• _Material to process_
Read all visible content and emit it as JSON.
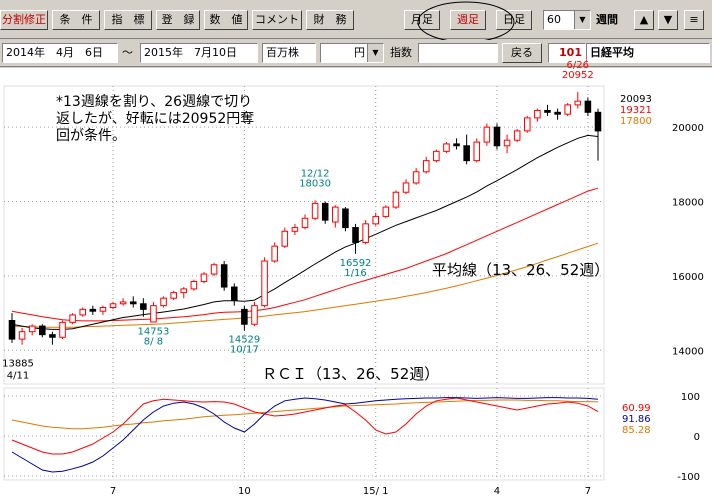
{
  "toolbar": {
    "buttons": [
      "分割修正",
      "条　件",
      "指　標",
      "登　録",
      "数　値",
      "コメント",
      "財　務"
    ],
    "period_buttons": [
      "月足",
      "週足",
      "日足"
    ],
    "count_value": "60",
    "unit_label": "週間",
    "nav_buttons": [
      "▲",
      "▼",
      "≡"
    ]
  },
  "datebar": {
    "from": "2014年　4月　6日",
    "tilde": "～",
    "to": "2015年　7月10日",
    "volume_unit": "百万株",
    "currency": "円",
    "indicator_label": "指数",
    "back_label": "戻る",
    "code": "101",
    "name": "日経平均"
  },
  "colors": {
    "bull": "#ff0000",
    "bear": "#000000",
    "ma13": "#000000",
    "ma26": "#ff0000",
    "ma52": "#e07800",
    "rci13": "#0000a0",
    "rci26": "#ff0000",
    "rci52": "#e07800",
    "label_teal": "#008080"
  },
  "chart_data": {
    "type": "candlestick",
    "note": "*13週線を割り、26週線で切り\n返したが、好転には20952円奪\n回が条件。",
    "ma_label": "平均線（13、26、52週）",
    "rci_label": "ＲＣＩ（13、26、52週）",
    "ohlc": [
      [
        14800,
        15000,
        14200,
        14300
      ],
      [
        14300,
        14600,
        14150,
        14500
      ],
      [
        14500,
        14700,
        14400,
        14650
      ],
      [
        14650,
        14700,
        14350,
        14420
      ],
      [
        14420,
        14500,
        14150,
        14350
      ],
      [
        14350,
        14800,
        14300,
        14750
      ],
      [
        14750,
        15000,
        14700,
        14950
      ],
      [
        14950,
        15150,
        14900,
        15100
      ],
      [
        15100,
        15200,
        14950,
        15050
      ],
      [
        15050,
        15200,
        14950,
        15150
      ],
      [
        15150,
        15300,
        15100,
        15250
      ],
      [
        15250,
        15400,
        15200,
        15300
      ],
      [
        15300,
        15450,
        15150,
        15250
      ],
      [
        15250,
        15400,
        14900,
        15100
      ],
      [
        14760,
        15300,
        14753,
        15200
      ],
      [
        15200,
        15450,
        15150,
        15400
      ],
      [
        15400,
        15600,
        15350,
        15550
      ],
      [
        15550,
        15700,
        15400,
        15650
      ],
      [
        15650,
        15900,
        15600,
        15850
      ],
      [
        15850,
        16100,
        15800,
        16050
      ],
      [
        16050,
        16350,
        16000,
        16300
      ],
      [
        16300,
        16400,
        15600,
        15700
      ],
      [
        15700,
        15800,
        15200,
        15350
      ],
      [
        15100,
        15200,
        14529,
        14700
      ],
      [
        14700,
        15300,
        14650,
        15200
      ],
      [
        15200,
        16500,
        15150,
        16400
      ],
      [
        16400,
        16900,
        16350,
        16800
      ],
      [
        16800,
        17300,
        16750,
        17200
      ],
      [
        17200,
        17400,
        17100,
        17300
      ],
      [
        17300,
        17650,
        17250,
        17550
      ],
      [
        17550,
        18030,
        17500,
        17950
      ],
      [
        17950,
        18000,
        17400,
        17500
      ],
      [
        17450,
        17900,
        17300,
        17850
      ],
      [
        17800,
        17850,
        17200,
        17300
      ],
      [
        17300,
        17400,
        16592,
        16900
      ],
      [
        16900,
        17500,
        16850,
        17400
      ],
      [
        17400,
        17700,
        17350,
        17600
      ],
      [
        17600,
        17900,
        17550,
        17850
      ],
      [
        17850,
        18300,
        17800,
        18250
      ],
      [
        18250,
        18600,
        18200,
        18500
      ],
      [
        18500,
        18900,
        18450,
        18800
      ],
      [
        18800,
        19200,
        18750,
        19100
      ],
      [
        19100,
        19400,
        19050,
        19350
      ],
      [
        19350,
        19600,
        19300,
        19550
      ],
      [
        19550,
        19700,
        19400,
        19500
      ],
      [
        19500,
        19800,
        19000,
        19100
      ],
      [
        19100,
        19700,
        19050,
        19600
      ],
      [
        19600,
        20100,
        19500,
        20000
      ],
      [
        20000,
        20100,
        19400,
        19500
      ],
      [
        19500,
        19800,
        19300,
        19650
      ],
      [
        19650,
        19950,
        19600,
        19900
      ],
      [
        19900,
        20300,
        19850,
        20250
      ],
      [
        20250,
        20500,
        20150,
        20450
      ],
      [
        20450,
        20600,
        20300,
        20400
      ],
      [
        20400,
        20500,
        20200,
        20350
      ],
      [
        20350,
        20650,
        20300,
        20600
      ],
      [
        20600,
        20952,
        20500,
        20700
      ],
      [
        20700,
        20800,
        20300,
        20400
      ],
      [
        20400,
        20500,
        19100,
        19900
      ]
    ],
    "ma13": [
      14700,
      14650,
      14600,
      14580,
      14560,
      14560,
      14580,
      14640,
      14700,
      14760,
      14820,
      14880,
      14920,
      14960,
      14990,
      15030,
      15070,
      15110,
      15170,
      15230,
      15300,
      15330,
      15330,
      15320,
      15350,
      15500,
      15650,
      15820,
      15980,
      16150,
      16320,
      16480,
      16640,
      16780,
      16880,
      17000,
      17120,
      17240,
      17360,
      17460,
      17560,
      17660,
      17760,
      17880,
      18000,
      18120,
      18260,
      18420,
      18560,
      18710,
      18860,
      19020,
      19180,
      19320,
      19460,
      19580,
      19700,
      19780,
      19750
    ],
    "ma26": [
      15050,
      15000,
      14950,
      14900,
      14860,
      14820,
      14800,
      14790,
      14790,
      14790,
      14800,
      14810,
      14820,
      14830,
      14840,
      14860,
      14880,
      14900,
      14930,
      14960,
      15000,
      15020,
      15030,
      15040,
      15060,
      15100,
      15150,
      15220,
      15290,
      15360,
      15450,
      15540,
      15630,
      15720,
      15800,
      15880,
      15960,
      16040,
      16120,
      16200,
      16300,
      16400,
      16500,
      16600,
      16720,
      16840,
      16960,
      17080,
      17200,
      17320,
      17440,
      17560,
      17680,
      17800,
      17920,
      18040,
      18160,
      18280,
      18360
    ],
    "ma52": [
      14650,
      14640,
      14630,
      14620,
      14620,
      14620,
      14620,
      14630,
      14640,
      14650,
      14660,
      14670,
      14680,
      14690,
      14700,
      14710,
      14730,
      14750,
      14770,
      14790,
      14810,
      14830,
      14850,
      14870,
      14890,
      14920,
      14950,
      14980,
      15010,
      15040,
      15080,
      15120,
      15160,
      15200,
      15240,
      15280,
      15320,
      15360,
      15400,
      15450,
      15500,
      15550,
      15610,
      15670,
      15730,
      15800,
      15870,
      15940,
      16010,
      16090,
      16170,
      16250,
      16340,
      16430,
      16520,
      16610,
      16700,
      16790,
      16880
    ],
    "rci13": [
      -40,
      -55,
      -70,
      -85,
      -90,
      -88,
      -82,
      -75,
      -65,
      -50,
      -30,
      -10,
      15,
      40,
      60,
      75,
      82,
      85,
      80,
      70,
      55,
      35,
      20,
      10,
      30,
      55,
      75,
      88,
      92,
      95,
      93,
      90,
      85,
      80,
      82,
      85,
      88,
      90,
      92,
      93,
      94,
      95,
      95,
      96,
      96,
      95,
      94,
      95,
      96,
      95,
      94,
      94,
      95,
      96,
      96,
      95,
      95,
      94,
      91.86
    ],
    "rci26": [
      -10,
      -20,
      -30,
      -40,
      -45,
      -45,
      -40,
      -30,
      -20,
      -5,
      10,
      30,
      55,
      80,
      88,
      92,
      90,
      88,
      86,
      85,
      86,
      85,
      80,
      70,
      60,
      55,
      50,
      52,
      55,
      60,
      65,
      70,
      75,
      78,
      60,
      40,
      15,
      5,
      10,
      30,
      55,
      75,
      88,
      92,
      95,
      90,
      85,
      80,
      75,
      70,
      65,
      70,
      75,
      80,
      82,
      85,
      82,
      75,
      60.99
    ],
    "rci52": [
      40,
      35,
      30,
      25,
      22,
      20,
      18,
      18,
      20,
      22,
      25,
      28,
      30,
      33,
      35,
      38,
      40,
      42,
      45,
      48,
      50,
      52,
      53,
      55,
      57,
      59,
      61,
      63,
      65,
      67,
      69,
      71,
      73,
      75,
      76,
      77,
      78,
      79,
      80,
      82,
      83,
      84,
      85,
      86,
      87,
      88,
      89,
      89,
      90,
      90,
      90,
      89,
      89,
      88,
      88,
      87,
      86,
      86,
      85.28
    ],
    "x_tick_labels": [
      "7",
      "10",
      "15/ 1",
      "4",
      "7"
    ],
    "y_tick_labels": [
      "20000",
      "18000",
      "16000",
      "14000"
    ],
    "ylim": [
      13200,
      21000
    ],
    "rci_tick_labels": [
      "100",
      "0",
      "-100"
    ],
    "rci_ylim": [
      -100,
      100
    ],
    "right_values": [
      "20093",
      "19321",
      "17800"
    ],
    "rci_right_values": [
      "60.99",
      "91.86",
      "85.28"
    ],
    "annotations": [
      {
        "lines": [
          "6/26",
          "20952"
        ],
        "index": 56,
        "value": 20952,
        "pos": "above",
        "color": "red"
      },
      {
        "lines": [
          "12/12",
          "18030"
        ],
        "index": 30,
        "value": 18030,
        "pos": "above",
        "color": "teal"
      },
      {
        "lines": [
          "16592",
          "1/16"
        ],
        "index": 34,
        "value": 16592,
        "pos": "below",
        "color": "teal"
      },
      {
        "lines": [
          "14753",
          "8/ 8"
        ],
        "index": 14,
        "value": 14753,
        "pos": "below",
        "color": "teal"
      },
      {
        "lines": [
          "14529",
          "10/17"
        ],
        "index": 23,
        "value": 14529,
        "pos": "below",
        "color": "teal"
      },
      {
        "lines": [
          "13885",
          "4/11"
        ],
        "index": 0,
        "value": 13885,
        "pos": "left-below",
        "color": "black"
      }
    ]
  }
}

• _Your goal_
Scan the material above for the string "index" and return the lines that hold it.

• _Answer to the problem_
        "index": 56,
        "index": 30,
        "index": 34,
        "index": 14,
        "index": 23,
        "index": 0,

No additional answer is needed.